This is what my family calls olive oil. As in all Greek families, this rich, green oil is taken very seriously. Twice a year, or so, we receive a container of oil sent direct from the “motherland.” We don’t joke with what is found in the local grocery store – even if it says “extra virgin.” The vat is sent directly from
It is said, after all, that the olive came to being on the mythical
Realizing the extensive trip the olive oil makes from
Greeks grow up cherishing the oil – from our baptism as babies, during which the priest anoints our mini hands and feet with olive oil in the sign of the cross; to earaches as adolescents, when our mothers dip a cotton ball in the silky oil and place it in our ear to ease the pain. Without question though, we treasure olive oil for its miraculous work in the kitchen. You would be hard-pressed to find a Greek dish that does not require olive oil: our salads dressed in it, our pitas brushed with it, our fish garnished with it. Greeks do not know the meaning of butter and cream (we leave that to the French). Even Lenten meals at times seem gluttonous as we devour an assortment of vegetables – eggplants, zucchinis, okra, beans, potatoes - all slathered with the rich, pungent oil (and perhaps some crushed tomato).

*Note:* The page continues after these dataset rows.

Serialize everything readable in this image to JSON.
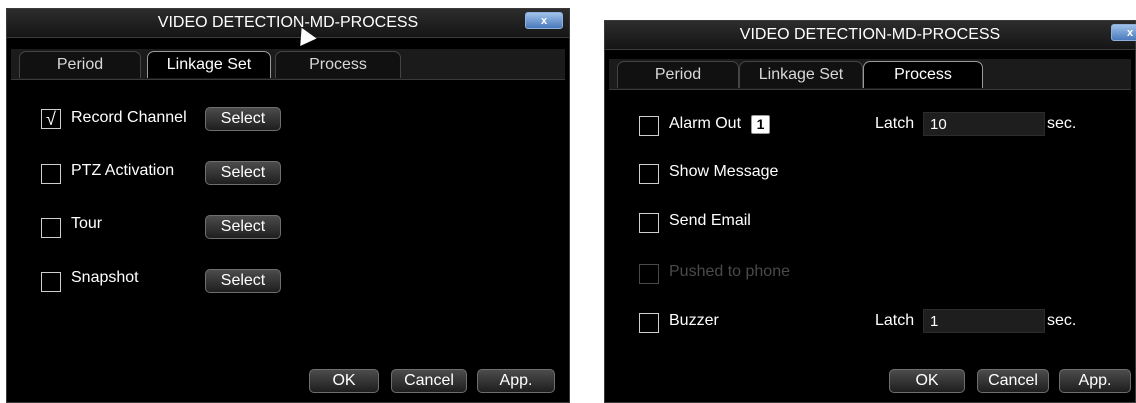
{
  "left_dialog": {
    "title": "VIDEO DETECTION-MD-PROCESS",
    "close_label": "x",
    "tabs": [
      {
        "label": "Period",
        "active": false
      },
      {
        "label": "Linkage Set",
        "active": true
      },
      {
        "label": "Process",
        "active": false
      }
    ],
    "rows": [
      {
        "label": "Record Channel",
        "checked": true,
        "check_glyph": "√",
        "button": "Select"
      },
      {
        "label": "PTZ Activation",
        "checked": false,
        "button": "Select"
      },
      {
        "label": "Tour",
        "checked": false,
        "button": "Select"
      },
      {
        "label": "Snapshot",
        "checked": false,
        "button": "Select"
      }
    ],
    "buttons": {
      "ok": "OK",
      "cancel": "Cancel",
      "apply": "App."
    }
  },
  "right_dialog": {
    "title": "VIDEO DETECTION-MD-PROCESS",
    "close_label": "x",
    "tabs": [
      {
        "label": "Period",
        "active": false
      },
      {
        "label": "Linkage Set",
        "active": false
      },
      {
        "label": "Process",
        "active": true
      }
    ],
    "alarm_out": {
      "label": "Alarm Out",
      "channel": "1",
      "checked": false
    },
    "alarm_latch": {
      "label": "Latch",
      "value": "10",
      "unit": "sec."
    },
    "show_message": {
      "label": "Show Message",
      "checked": false
    },
    "send_email": {
      "label": "Send Email",
      "checked": false
    },
    "pushed_to_phone": {
      "label": "Pushed to phone",
      "checked": false,
      "disabled": true
    },
    "buzzer": {
      "label": "Buzzer",
      "checked": false
    },
    "buzzer_latch": {
      "label": "Latch",
      "value": "1",
      "unit": "sec."
    },
    "buttons": {
      "ok": "OK",
      "cancel": "Cancel",
      "apply": "App."
    }
  },
  "colors": {
    "dialog_bg": "#000000",
    "titlebar": "#222222",
    "tab_active_border": "#9a9a9a",
    "close_button": "#6f97cf",
    "disabled_text": "#4a4a4a"
  },
  "icons": [
    "close-icon",
    "checkmark-icon",
    "mouse-cursor-icon"
  ]
}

Happily for all lovers of green gold, the FDA stated in 2004 that the monounsaturated fats found in olive oil may actually reduce one’s risk of coronary heart disease. In fact, the “Mediterranean Diet” has become all the rage in recent years. In style or not, olive oil remains a staple in my kitchen, as I hope it is in many.